Fast forward to me being a mom with 2 kids of my own, I did the best I could to ensure they were eating a wide variety of veggies. It was a battle. Katelyn enjoyed vegetables, so that was fine, but Nate just stopped eating them one day and didn’t look back. I stressed. I mean, I REALLY stressed, however, in actuality, it was guilt. Eating veggies was a value that was ingrained in me and my thoughts immediately went to, “Well, I am a horrible mother.” They then went down a completely irrational spiral…What kind of a mom am I where my own child will not eat healthy food? He is not going to get enough nutrients. He will not be able to fight a cold. He will grow weak and not have enough energy to get through the day. He will get scurvy and die. I will be charged with negligence and lose Katelyn to Children’s Aid Society.
All because he wouldn’t eat his green beans.
Give. It. Up.
Nate is 13 and not only did he not get scurvy, but he is also a thriving, energetic, effervescent kid who can run circles around us all. Do I feed him veggies? Sometimes. He likes brussel sprouts with pancetta, peppers in fajitas, and the odd carrot with ranch dressing. Does he eat veggies every day? Absolutely not.
Why am I telling you this?
Because I want you to look at your kids and evaluate if the Battle of the Veg is worth it. And I am also going to throw some curveballs at you to let you off your own hook. Secret? The Battle is not worth it. Give. It. Up.
Nutrients From Other Sources
Vitamins and minerals that are in veggies are also found in other foods your kids are eating. Beans and chicken are great sources of energy, meaning if they are not eating broccoli, they are getting the energy they need from other food they are eating. Think about what other foods your kid is eating. Processed chicken fingers for lunch every day with cookies and pizza every night? No? As long as there is some fruit, grains, beans, nuts, dairy, fish, and meat, your kid is fine. Just fine.
Fruits contain tons of vitamins and minerals, so it’s alright if your little one doesn’t eat their asparagus. But as a rule of thumb, continue to expose and offer veggies. Have patience. Continue to introduce whatever you are making and even introduce new veggies to your kid.
If your child is not a fan of fruit OR veggies, think about a multivitamin powder to sprinkle on sandwiches.
Veggies are one factor when thinking about your kid’s overall health. Let me say that again-One Factor. More important is your child’s physical activity, sleep, and fluid intake throughout the day. These are factors that lead to overall health.

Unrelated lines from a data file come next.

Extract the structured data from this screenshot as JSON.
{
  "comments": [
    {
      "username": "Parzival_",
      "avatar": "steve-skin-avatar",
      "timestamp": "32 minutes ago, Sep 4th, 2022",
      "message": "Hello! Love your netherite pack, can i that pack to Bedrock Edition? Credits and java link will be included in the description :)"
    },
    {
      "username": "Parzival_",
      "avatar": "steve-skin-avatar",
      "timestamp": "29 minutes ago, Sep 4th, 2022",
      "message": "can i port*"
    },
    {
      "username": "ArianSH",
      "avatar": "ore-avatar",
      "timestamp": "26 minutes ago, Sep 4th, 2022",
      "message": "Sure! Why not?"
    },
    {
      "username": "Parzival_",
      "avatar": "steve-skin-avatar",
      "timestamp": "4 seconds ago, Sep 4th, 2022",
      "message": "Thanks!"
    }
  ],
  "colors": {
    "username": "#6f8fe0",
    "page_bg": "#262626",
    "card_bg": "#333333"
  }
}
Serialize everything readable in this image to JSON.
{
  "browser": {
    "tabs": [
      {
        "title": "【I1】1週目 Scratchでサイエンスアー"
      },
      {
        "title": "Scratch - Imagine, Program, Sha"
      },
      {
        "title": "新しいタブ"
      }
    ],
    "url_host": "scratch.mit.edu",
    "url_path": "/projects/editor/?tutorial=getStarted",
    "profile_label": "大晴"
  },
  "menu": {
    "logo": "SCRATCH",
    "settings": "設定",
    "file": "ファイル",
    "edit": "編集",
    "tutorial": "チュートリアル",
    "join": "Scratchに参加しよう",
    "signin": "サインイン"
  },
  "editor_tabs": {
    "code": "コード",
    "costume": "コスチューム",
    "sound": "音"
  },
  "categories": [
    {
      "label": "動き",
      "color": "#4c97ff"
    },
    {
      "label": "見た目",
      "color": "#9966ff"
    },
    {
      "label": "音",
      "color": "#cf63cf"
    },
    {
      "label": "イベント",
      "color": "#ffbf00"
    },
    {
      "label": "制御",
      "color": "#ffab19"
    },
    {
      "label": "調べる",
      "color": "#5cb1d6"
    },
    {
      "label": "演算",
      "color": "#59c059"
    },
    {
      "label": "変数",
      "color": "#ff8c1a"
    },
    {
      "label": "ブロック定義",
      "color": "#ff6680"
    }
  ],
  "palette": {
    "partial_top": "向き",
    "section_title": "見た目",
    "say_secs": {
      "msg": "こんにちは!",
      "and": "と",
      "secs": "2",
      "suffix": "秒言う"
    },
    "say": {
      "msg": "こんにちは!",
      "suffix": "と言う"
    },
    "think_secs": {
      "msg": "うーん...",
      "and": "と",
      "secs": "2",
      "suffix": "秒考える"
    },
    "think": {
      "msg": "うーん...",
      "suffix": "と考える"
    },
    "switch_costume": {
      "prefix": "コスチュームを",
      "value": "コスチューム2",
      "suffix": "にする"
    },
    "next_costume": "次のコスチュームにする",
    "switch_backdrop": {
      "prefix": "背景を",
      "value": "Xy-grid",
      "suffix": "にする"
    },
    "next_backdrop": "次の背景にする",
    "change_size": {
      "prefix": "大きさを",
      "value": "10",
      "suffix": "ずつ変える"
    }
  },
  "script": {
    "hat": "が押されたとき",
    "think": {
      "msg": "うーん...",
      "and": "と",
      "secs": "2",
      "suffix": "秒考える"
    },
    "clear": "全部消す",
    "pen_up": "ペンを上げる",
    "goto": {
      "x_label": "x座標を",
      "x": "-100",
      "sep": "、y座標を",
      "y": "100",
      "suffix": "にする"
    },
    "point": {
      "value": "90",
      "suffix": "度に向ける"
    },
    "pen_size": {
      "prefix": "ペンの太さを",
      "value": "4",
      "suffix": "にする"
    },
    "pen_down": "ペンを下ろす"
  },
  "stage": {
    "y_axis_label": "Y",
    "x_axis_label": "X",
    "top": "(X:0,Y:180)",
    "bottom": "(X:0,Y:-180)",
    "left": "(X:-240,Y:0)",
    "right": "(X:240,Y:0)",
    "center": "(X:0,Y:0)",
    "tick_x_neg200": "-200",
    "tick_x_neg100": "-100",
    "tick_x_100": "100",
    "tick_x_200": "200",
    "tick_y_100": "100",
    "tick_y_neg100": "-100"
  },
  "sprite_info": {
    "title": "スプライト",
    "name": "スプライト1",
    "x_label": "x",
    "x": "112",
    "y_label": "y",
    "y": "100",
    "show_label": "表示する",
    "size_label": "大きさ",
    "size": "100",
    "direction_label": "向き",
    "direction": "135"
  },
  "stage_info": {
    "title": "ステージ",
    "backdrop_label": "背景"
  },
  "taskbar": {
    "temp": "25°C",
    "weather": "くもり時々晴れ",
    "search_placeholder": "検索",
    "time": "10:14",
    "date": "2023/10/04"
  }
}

Monkey See, Monkey Do
Your child watches you. Every move and of course, what you eat. One day, they may shock you by trying a stick of asparagus or celery simply because they watch you do it. Eating behaviors develop through social learning during childhood, so practice what you preach. And if your kid opts to pass on the green beans? Don’t let it get to you. It’s just fine.
The Buds Change Over Time
I remember the first time I tried a tomato. I was a tween and my mom ate them all the time, so I popped a slice in my mouth. It was slimy, seedy and the taste was nasty! I did not touch a tomato again until I was 26. Now, I love tomatoes. Taste buds change over time even into adulthood. Besides, when your kid goes to a friend’s house, they may feel like expanding their flavor horizons and this will continue well into the adult years.
Let. It. Go.
Listen, there are so many other things to stress about. Don’t let your child’s veggie intake be one of them. Kids are resilient and they will not perish because they didn’t eat the pepper, nor will they collapse if they didn’t eat the cauliflower. Ask yourself why you are getting so wound up about your little one’s diet and if it is because of YOUR values that were instilled in you, take a step back. And ask yourself why the Battle of the Veg is worth it. Secret? It’s not. They will survive and not only that, they will flourish. Promise.
Some content of this blog was adapted from Cara Rosenbloom and Aaron Lindzon, a Paediatrician